Pin It
Favorite

CD Reviews 

By Joel Smith and Leah Sottile


The Decemberists


Picaresque *****


The Decemberists have more fun singing about death than any other indie act. It certainly seems that way on Picaresque, the Portland-based quintet's third full-length release (due out March 22).


Building on the national success of their idiosyncratic 2003 release, Her Majesty, the Decembrists now sound sharper, crisper, tighter -- but also darker, weirder and less relenting.


Front man Colin Meloy, a Missoula native, has crafted another lyrical universe filled with spies, concubines and roustabouts. But this time his tales are largely set in a minor key, and most of his characters -- Eli the Barrow Boy, the two paramours in "We Both Go Down Together," the female narrator's object of desire in "True Love (Lost at Sea)" -- are haunted by death.


That seems to be the way the Decemberists like it. Their morbidness reaches its nadir in "The Mariner's Revenge Song," a roiling, almost Homeric sea shanty that walks the line between comical and chilling.


There are a couple of upbeat singles here, too -- like the uber-poppy "16 Military Wives" and the highly danceable "The Sporting Life" -- but Picaresque, like any journey, is not for the faint of heart. -- Joel Smith





The Brian Jonestown Massacre


Tepid Peppermint Wonderland: A Retrospective ****


I live and breathe the Dandy Warhols -- just about anyone who knows me, reads me or bumps into me on the street knows that. And while few people know who the Dandys are, even fewer know the Brian Jonestown Massacre. Dear readers: Meet the Massacre.


While the sounds and styles of the Warhols and Massacre are similar, the members of the Brian Jonestown Massacre are just better musicians. Because of that, they have achieved the sound that the Dandys were always searching for. This band cleverly acknowledges the past -- reinterpreting but not regurgitating the genius of the Velvet Underground and the Rolling Stones, and cleverly punctuating the modern psychedelia with their encyclopedia of instruments. Theirs is a throwback to styles no one has had the guts to attempt. It's edgy, complex rock 'n' roll that Keith and Lou would dig. And Tepid Peppermint Wonderland is a 38-song review of the band's 10-year spin cycle. -- Leah Sottile





Publication date: 0310/05
  • Pin It

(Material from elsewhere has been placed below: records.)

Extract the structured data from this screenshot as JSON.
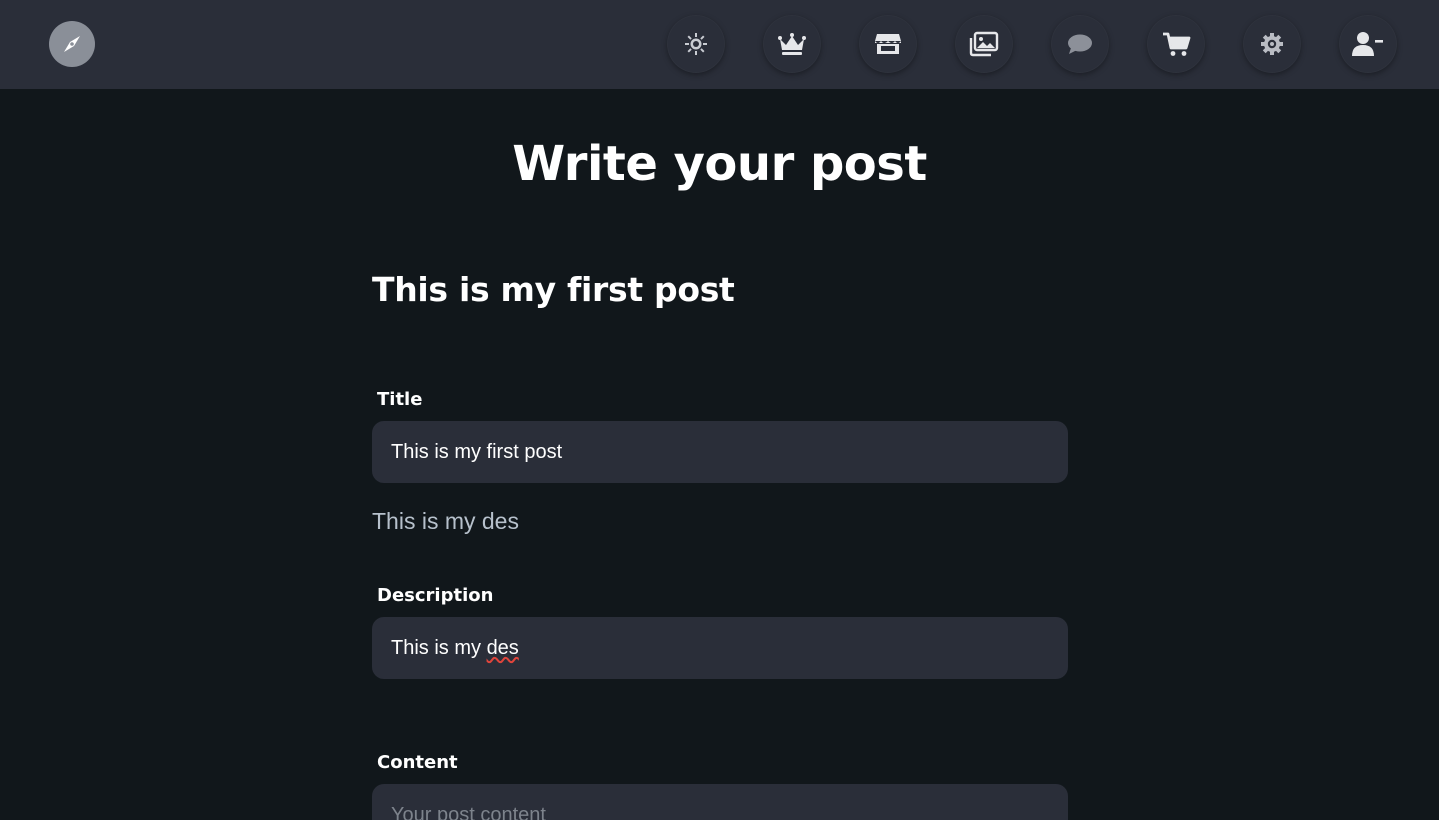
{
  "nav": {
    "logo_icon": "compass-icon",
    "items": [
      {
        "icon": "sun-icon"
      },
      {
        "icon": "crown-icon"
      },
      {
        "icon": "store-icon"
      },
      {
        "icon": "images-icon"
      },
      {
        "icon": "chat-icon"
      },
      {
        "icon": "cart-icon"
      },
      {
        "icon": "gear-icon"
      },
      {
        "icon": "user-minus-icon"
      }
    ]
  },
  "page": {
    "title": "Write your post"
  },
  "preview": {
    "title": "This is my first post",
    "description": "This is my des"
  },
  "form": {
    "title": {
      "label": "Title",
      "value": "This is my first post"
    },
    "description": {
      "label": "Description",
      "value_plain": "This is my ",
      "value_misspelled": "des"
    },
    "content": {
      "label": "Content",
      "placeholder": "Your post content"
    }
  },
  "colors": {
    "background": "#11171b",
    "topbar": "#2a2e39",
    "field": "#2a2e39",
    "muted_text": "#b7c1cc"
  }
}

Latest in Comment

  • Women's Movement
  • Women's Movement

    The Zags are thrilling their fans and filling the stands in a way few women's programs are anywhere
    • Dec 17, 2014
  • Cultural Warrior
  • Cultural Warrior

    Publisher's Note
    • Dec 17, 2014
  • Sorry, Senator Risch
  • Sorry, Senator Risch

    But transparency isn't the problem with torture
    • Dec 17, 2014
  • More »

Comments

Subscribe to this thread:

Add a comment

Today | Tue | Wed | Thu | Fri | Sat | Sun
Spokane Winter Glow Spectacular

Spokane Winter Glow Spectacular @ Riverfront Park

Through Jan. 1, 2015

All of today's events | Staff Picks

More by n/a

  • Iron Upgrade
  • Iron Upgrade

    The new one is smart and funny and action-packed, and it’s bigger and better and sleeker. And Downey does it again, this time ramping up Stark’s arrogant wisecracking, telling anyone who’ll listen (mostly women) that, via the creation of his powerful Iron Man suit, he’s brought years of uninterrupted peace to the world.
    • May 12, 2010
  • Seeing Gay
  • Seeing Gay

    A festival showing GLBT from all angles
    • Nov 9, 2009
  • Get Out the Vote
  • Get Out the Vote

    With all the uncertainty in the world these days, hot wings and cold beer are two things we can get behind
    • Nov 9, 2009
  • More »

Most Commented On

  • Game Changer

    Since Condon became mayor, Jan Quintrall has been responsible for some of the biggest changes in the city of Spokane — and some of its biggest controversies
    • Dec 17, 2014
  • Let Us Breathe

    Spokane joins national protests over the failure to indict white officers for killing black civilians
    • Dec 10, 2014
  • More »

© 2014 Inlander
Website powered by Foundation